> **The problem**
Go over the lines below, and when one contains the word "data", copy it.

> **Supplied entries**
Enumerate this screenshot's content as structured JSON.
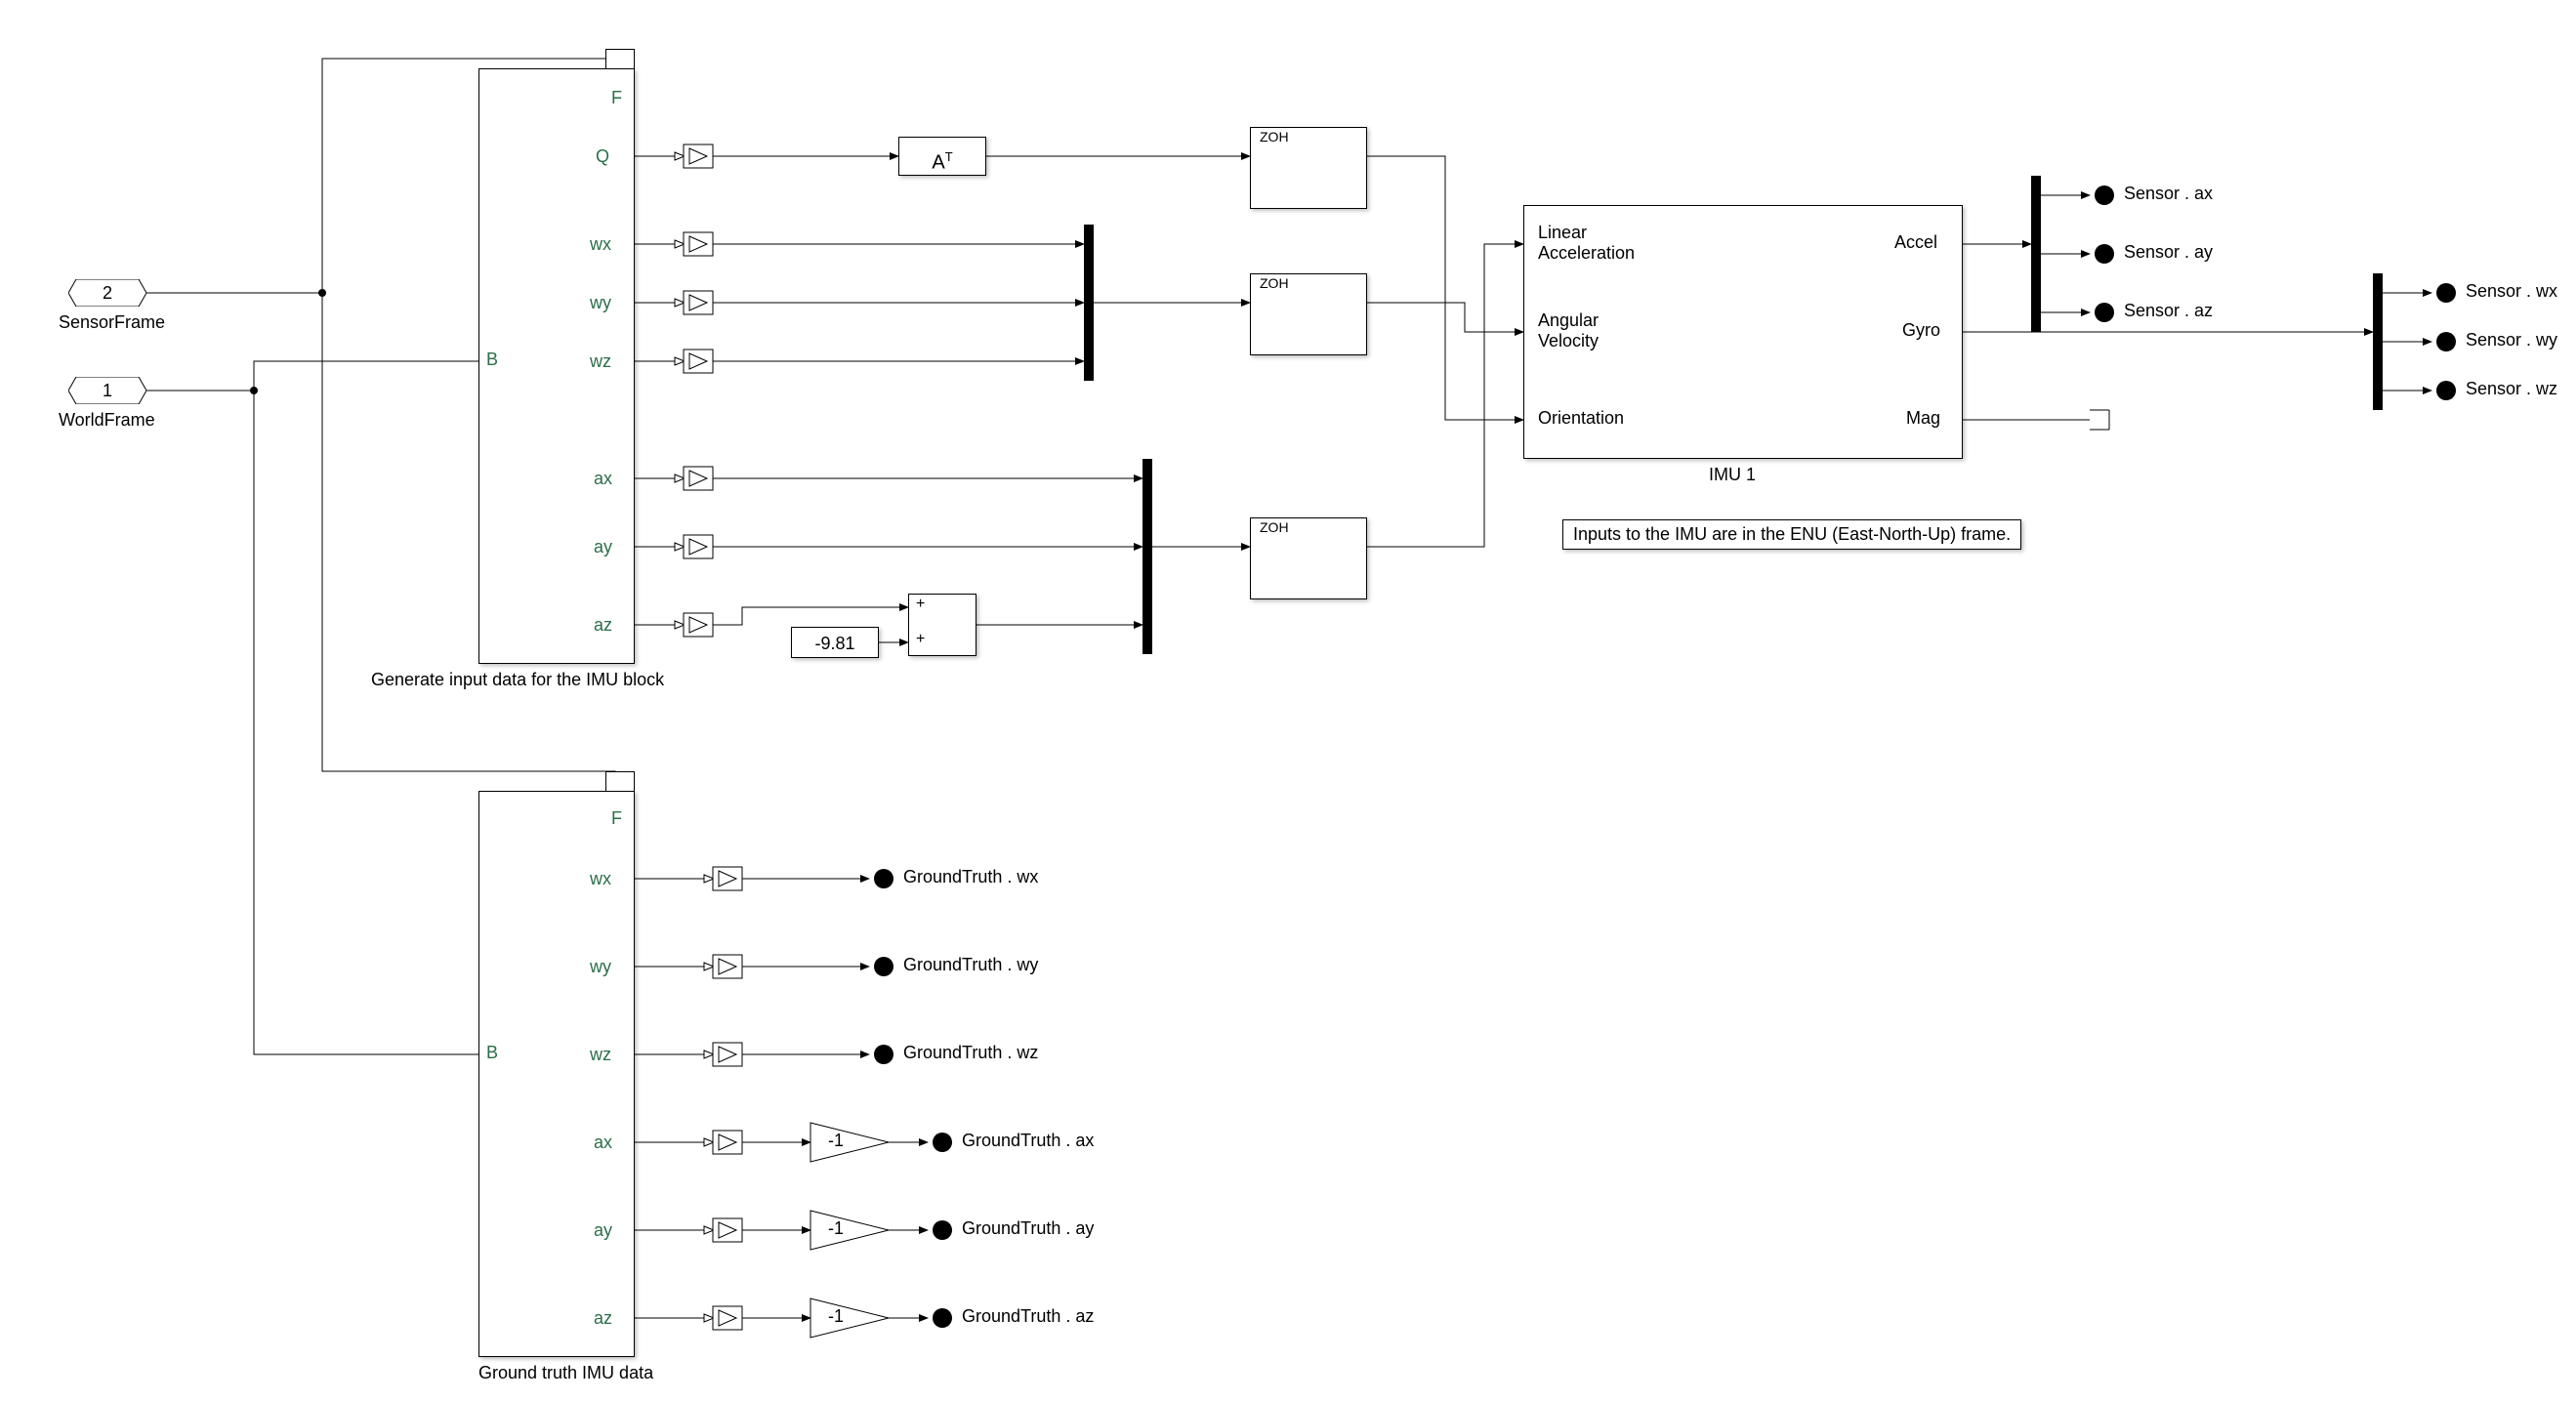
{
  "inports": {
    "in1": {
      "number": "1",
      "name": "WorldFrame"
    },
    "in2": {
      "number": "2",
      "name": "SensorFrame"
    }
  },
  "transform_block_title": "Generate input data for the IMU block",
  "transform_ports": {
    "F": "F",
    "B": "B",
    "Q": "Q",
    "wx": "wx",
    "wy": "wy",
    "wz": "wz",
    "ax": "ax",
    "ay": "ay",
    "az": "az"
  },
  "groundtruth_block_title": "Ground truth IMU data",
  "groundtruth_ports": {
    "F": "F",
    "B": "B",
    "wx": "wx",
    "wy": "wy",
    "wz": "wz",
    "ax": "ax",
    "ay": "ay",
    "az": "az"
  },
  "at_block": "A",
  "at_super": "T",
  "const_gravity": "-9.81",
  "gain_neg1": "-1",
  "sum_plus": "+",
  "zoh_label": "ZOH",
  "imu": {
    "title": "IMU 1",
    "in_linaccel": "Linear\nAcceleration",
    "in_angvel": "Angular\nVelocity",
    "in_orient": "Orientation",
    "out_accel": "Accel",
    "out_gyro": "Gyro",
    "out_mag": "Mag"
  },
  "annotation_enu": "Inputs to the IMU are in the ENU (East-North-Up) frame.",
  "goto_sensor": {
    "ax": "Sensor . ax",
    "ay": "Sensor . ay",
    "az": "Sensor . az",
    "wx": "Sensor . wx",
    "wy": "Sensor . wy",
    "wz": "Sensor . wz"
  },
  "goto_groundtruth": {
    "wx": "GroundTruth . wx",
    "wy": "GroundTruth . wy",
    "wz": "GroundTruth . wz",
    "ax": "GroundTruth . ax",
    "ay": "GroundTruth . ay",
    "az": "GroundTruth . az"
  }
}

> **Solution**
  "transform_block_title": "Generate input data for the IMU block",
  "groundtruth_block_title": "Ground truth IMU data",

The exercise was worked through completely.